“You can stand anywhere in Ace of Spades and feel like you have a front row seat,” Filipponi said.
Ace of Spades was owned and operated locally until 2016, when Live Nation bought the venue. For Filipponi, it was hard at first to accept the sale of a place so special to her to a major corporation.
“Honestly, it kind of broke my heart,” Filipponi said of the Live Nation sale. “I was afraid it would decrease the chances for local music, but I almost forget that it’s owned by Live Nation. They did a really good job of keeping that local feel.”
Tateishi agreed, saying Live Nation has opened up new possibilities in the Sacramento music scene while staying true to what has made Ace of Spades great.
The purchase offered “the opportunity to connect with different acts and promote the venue in a different way,” Tateishi said. “It’s an opportunity to continue to expand on the success of Ace of Spades.”
Five things to know
It’s now part of something bigger – The venue was bought from co-founders Bret Bair and Eric Rushing in 2016 and is a part of Live Nation’s House of Blues division, along with 12 other clubs across the nation.

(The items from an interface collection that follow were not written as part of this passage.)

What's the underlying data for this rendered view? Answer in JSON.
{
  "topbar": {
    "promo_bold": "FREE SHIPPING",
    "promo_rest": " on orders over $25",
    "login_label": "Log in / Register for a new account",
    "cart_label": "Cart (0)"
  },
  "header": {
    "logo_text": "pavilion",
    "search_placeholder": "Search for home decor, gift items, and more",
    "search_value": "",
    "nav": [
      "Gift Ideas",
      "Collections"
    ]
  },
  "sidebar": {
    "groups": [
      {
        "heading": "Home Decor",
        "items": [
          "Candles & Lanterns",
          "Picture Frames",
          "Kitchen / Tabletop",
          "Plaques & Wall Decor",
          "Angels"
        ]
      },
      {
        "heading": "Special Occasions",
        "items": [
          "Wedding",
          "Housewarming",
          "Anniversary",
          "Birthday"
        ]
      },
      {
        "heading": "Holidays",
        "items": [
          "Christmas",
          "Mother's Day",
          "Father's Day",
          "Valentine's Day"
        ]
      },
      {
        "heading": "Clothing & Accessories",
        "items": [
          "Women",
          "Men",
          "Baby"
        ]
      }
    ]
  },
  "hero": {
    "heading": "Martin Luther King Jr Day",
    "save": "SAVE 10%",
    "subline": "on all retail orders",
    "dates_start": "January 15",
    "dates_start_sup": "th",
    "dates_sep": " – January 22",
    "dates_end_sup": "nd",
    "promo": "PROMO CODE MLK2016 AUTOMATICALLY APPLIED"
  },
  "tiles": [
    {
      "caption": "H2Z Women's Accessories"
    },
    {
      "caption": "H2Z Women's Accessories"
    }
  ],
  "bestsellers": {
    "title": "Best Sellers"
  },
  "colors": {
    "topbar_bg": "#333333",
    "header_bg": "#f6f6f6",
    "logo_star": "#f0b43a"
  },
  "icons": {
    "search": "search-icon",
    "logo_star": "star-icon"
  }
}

It anchors a popular district – Ace of Spades is one of the anchor businesses of Sacramento’s popular R Street district, which features some of the city’s most popular clubs, bars and restaurants.
Its size is a plus – With a capacity of 1,000, the venue is big enough to host top artists such as Snoop Dogg while remaining intimate for the audience and available for smaller local acts.
It’s close to mass transit – Regional Transit’s 16th Street light rail station, less than a block from Aces of Spades, serves the Blue and Gold lines, and the Green Line station is just two blocks away.
All ages are welcome, unless noted – It’s an all-ages venue, and all of the events are open to all unless noted. It has two bars and a lounge and features an expansive food and drink menu.
Aces of Spades at a glance
THREE CAN’T MISS SHOWS
- Reverend Horton Heat, Friday, Sept. 15, 7 p.m.: The Dallas-based psychobilly trio, fronted by Jim Heath (dubbed by one reviewer as the “godfather of modern rockabilly and psychobilly”), will be joined by special guests Fish Bone and Strung out.
- George Clinton and Parliament-Funkadelic, Wednesday, Oct. 18, 7 p.m.: In 1997, Clinton and 15 other members of Parliement-Funkadelic became the largest band inducted into the Rock and Roll Hall of Fame. In 2002, Spin magazine ranked the group sixth on their list of the “50 Greatest Bands of All Time.”
- Third Eye Blind, Wednesday, Nov. 15, 7 p.m.: The rock band, formed in San Francisco in 1993, has produced five albums, including the self-titled debut in 1997. The single “Semi-Charmed Life” won a Billboard Music Award for Best Modern Rock Track in 1997.